Following the arrest of Alieu Kosiah on the 10th of November 2014 as well as five years of investigation regarding his implication in the First Liberian Civil War (1989-1996), the Office of the Attorney General (OAG) has announced that Kosiah's case will go to trial. Kosiah allegedly committed war crimes as a commander of the ULIMO faction (United Liberation Movement of Liberia for Democracy), between 1993 and 1995.
Civitas Maxima has been working since 2012 with its Liberia-based sister organization, the Global Justice and Research Project (GJRP) to document crimes committed during the civil wars. The case against Kosiah was originally initiated by Liberian survivors of the war, supported by Civitas Maxima and the GJRP, who filed criminal complaints against Kosiah.
This is a landmark case, as it is the first time that a ULIMO member is indicted for war crimes, and it will be the first time that an alleged war criminal is tried by the Swiss Federal Criminal Court.
Victims and witnesses heard throughout the investigation implicate Kosiah in acts of sexual violence, recruitment of child soldiers, lootings, ordering and participating in the forced movement of looted goods and ammunitions, forcing civilians to work in cruel conditions, ordering and committing murders, and carrying out acts of cannibalism.

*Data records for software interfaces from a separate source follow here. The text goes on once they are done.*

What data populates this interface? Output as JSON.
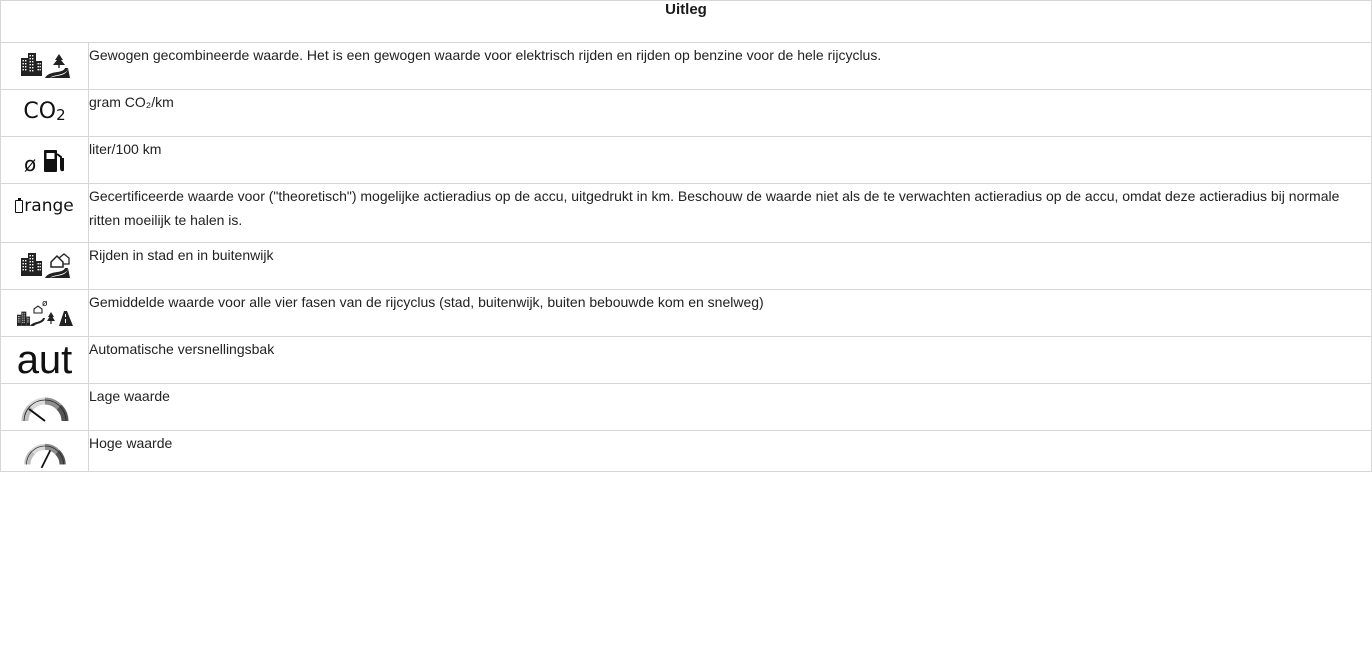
{
  "header": {
    "title": "Uitleg"
  },
  "rows": [
    {
      "icon": "city-and-country-road-icon",
      "text": "Gewogen gecombineerde waarde. Het is een gewogen waarde voor elektrisch rijden en rijden op benzine voor de hele rijcyclus."
    },
    {
      "icon": "co2-icon",
      "icon_text": "CO₂",
      "text": "gram CO₂/km"
    },
    {
      "icon": "average-fuel-pump-icon",
      "icon_text": "ø",
      "text": "liter/100 km"
    },
    {
      "icon": "battery-range-icon",
      "icon_text": "range",
      "text": "Gecertificeerde waarde voor (\"theoretisch\") mogelijke actieradius op de accu, uitgedrukt in km. Beschouw de waarde niet als de te verwachten actieradius op de accu, omdat deze actieradius bij normale ritten moeilijk te halen is."
    },
    {
      "icon": "city-and-suburb-icon",
      "text": "Rijden in stad en in buitenwijk"
    },
    {
      "icon": "average-all-phases-icon",
      "icon_text": "ø",
      "text": "Gemiddelde waarde voor alle vier fasen van de rijcyclus (stad, buitenwijk, buiten bebouwde kom en snelweg)"
    },
    {
      "icon": "automatic-transmission-icon",
      "icon_text": "aut",
      "text": "Automatische versnellingsbak"
    },
    {
      "icon": "low-value-gauge-icon",
      "text": "Lage waarde"
    },
    {
      "icon": "high-value-gauge-icon",
      "text": "Hoge waarde"
    }
  ],
  "colors": {
    "border": "#d6d6d6",
    "text": "#222222",
    "gauge_dark": "#555555",
    "gauge_mid": "#8c8c8c"
  }
}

He may also face charges under command responsibility.
Alain Werner, Director of Civitas Maxima, and Romain Wavre, Legal Counsel at Civitas Maxima, both lawyers representing several victims, stated that this case is another step towards the greater goal of justice for Liberia. "We are proud that the bravery of the victims who testified against Alieu Kosiah is finally being recognized through this trial. It is important for the victims to know that if they talk, they will be heard."
Hassan Bility, Director of the GJRP, declared that: "This is a great day for justice in Liberia, a great day for all of the victims. We use this occasion to call on the Liberian government to take steps in creating a War Crimes Court in Liberia for the thousands of victims of the civil wars."